Christopher Vogler is a story consultant for major Hollywood filmmakers and writers. In "The Writer's Journey," he gives credit to the work of Joseph Campbell ("The Hero with a Thousand Faces,") which posits that elements of mythology are universal human truths. Vogler uses heroic characters in films to illustrate components of the mythic journey: in particular, "Red River," "Star Wars," "The Wizard of Oz," and "Pulp Fiction."
I've belonged to several writers groups and find it incredible that no one ever mentioned Vogler's book. The first printing was 1998. I just finished the third edition, published in 2007. I learned of it recently when participating in a Writer's Digest webinar. Since then, I've been reading it carefully and slowly because there is so much to digest. Of particular significance to writers is the "Appendices" section, broken into chapters on polarity, catharsis, and "the wisdom of the body."
Vogler's writing style is fluid, conversational, and friendly, and he thoroughly demonstrates command of his subject. This book should be a primer for writers. That said, film buffs will also enjoy it.
امروز این کتاب خوب رو تموم کردم. این کتاب خودش رو به عنوان "ساختار اسطورهای در خدمت نویسندگان" مطرح میکنه. ابتدا راجع به مفهوم اسطوره و کهنالگوها طبق نظریهی جوزف کمبل صحبت میکنه بعد طریقهی بهکارگیری این کهنالگوها در داستان رو مورد مطالعه قرار میده. در انتها هم چهار فیلم تایتانیک، شیرشاه، پالپ فیکشن و فول مانتی به عنوان مثالهایی برای این روند انتخاب شدهاند. در طول کتاب هم ارجاعات بسیاری به فیلم جنگ ستارگان میشه و خیلی از مفاهیم رو روی اون فیلم توضیح میده. کتاب سعی کرده خیلی عملی (practical) باشه و صرفاً یه سری نظریه نباشه. فهرست مطالب کتاب رو هم میذارم. این کتاب مخصوصاً برای علاقهمندان به نویسندگی و فیلمنامه نویسی خیلی مناسبه. بهخصوص مورد دوم. پ.ن: با توجه به اینکه مفهوم اسطوره و مطالعهی اون در ادبیات و سینما و به طور کلی هنر خیلی مهمه، پیشنهاد میکنم حتماً مطالعه در این باب اگر نداشتهاید، داشته باشید. پ.ن: کتاب جوزف کمبل رو هم من وقتی داشتم روی شخصیتسازی برای برند کار میکردم، خوندم که خیلی مفید بود. کلاً شناسایی کهنالگوها (archetypes) خیلی مفید و لذتبخشه.
Now IF (and that is important "if", I can't stress this enough) you want to map your script or your story in the most traditional (and I mean Hollywood tradition) way there is - that is the book for you. A must I would say. It is clever and easy to understand and all the patterns it offers don't wash out your brain the next second you finished it. It is very well structured: first of all, you get to understand types of characters of your story, then you go through all the stages of your story - the ones your hero will have to get through; and then Vogler analyzes several box office hits like Titanic and The Lion King, applying his method. Main downside is of course narrow field of usage of this method (and it doesn't look like author admits that) and also exсessive amount of Wizard of Oz examples.
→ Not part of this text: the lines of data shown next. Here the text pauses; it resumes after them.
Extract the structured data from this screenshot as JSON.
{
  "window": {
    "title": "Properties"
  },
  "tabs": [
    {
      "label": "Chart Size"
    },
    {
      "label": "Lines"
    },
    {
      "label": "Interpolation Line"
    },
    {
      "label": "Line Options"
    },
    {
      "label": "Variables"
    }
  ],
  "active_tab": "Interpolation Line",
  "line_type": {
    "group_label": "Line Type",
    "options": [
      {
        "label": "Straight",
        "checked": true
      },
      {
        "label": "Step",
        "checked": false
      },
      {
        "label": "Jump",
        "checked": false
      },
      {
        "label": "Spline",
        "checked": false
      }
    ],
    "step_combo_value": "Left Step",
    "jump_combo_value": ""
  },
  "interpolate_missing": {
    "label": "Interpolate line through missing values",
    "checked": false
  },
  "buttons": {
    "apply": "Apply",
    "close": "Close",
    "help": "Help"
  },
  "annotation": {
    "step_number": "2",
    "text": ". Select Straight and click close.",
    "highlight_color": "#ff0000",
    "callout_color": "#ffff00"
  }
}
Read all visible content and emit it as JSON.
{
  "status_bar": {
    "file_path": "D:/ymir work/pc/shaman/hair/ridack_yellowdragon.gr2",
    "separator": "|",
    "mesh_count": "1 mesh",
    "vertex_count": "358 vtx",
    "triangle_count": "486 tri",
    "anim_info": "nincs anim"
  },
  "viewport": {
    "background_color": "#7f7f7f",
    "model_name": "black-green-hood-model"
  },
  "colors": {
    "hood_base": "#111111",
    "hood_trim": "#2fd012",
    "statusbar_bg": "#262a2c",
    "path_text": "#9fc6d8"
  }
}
A massive, rambling book that seriously needed editing, but it was interesting, and worth reading. At times I almost laughed out loud, because it was ridiculous. The hero is defined as 'the protagonist' and then we were told this amazing coincidence that all stories have one (male or female). Well, duh! Everything is stretched like this, to the point of the ridiculous, but there are genuine insights as well. Most useful for writers is the knowledge that Hollywood works to this model, and our work will probably be seen within this context.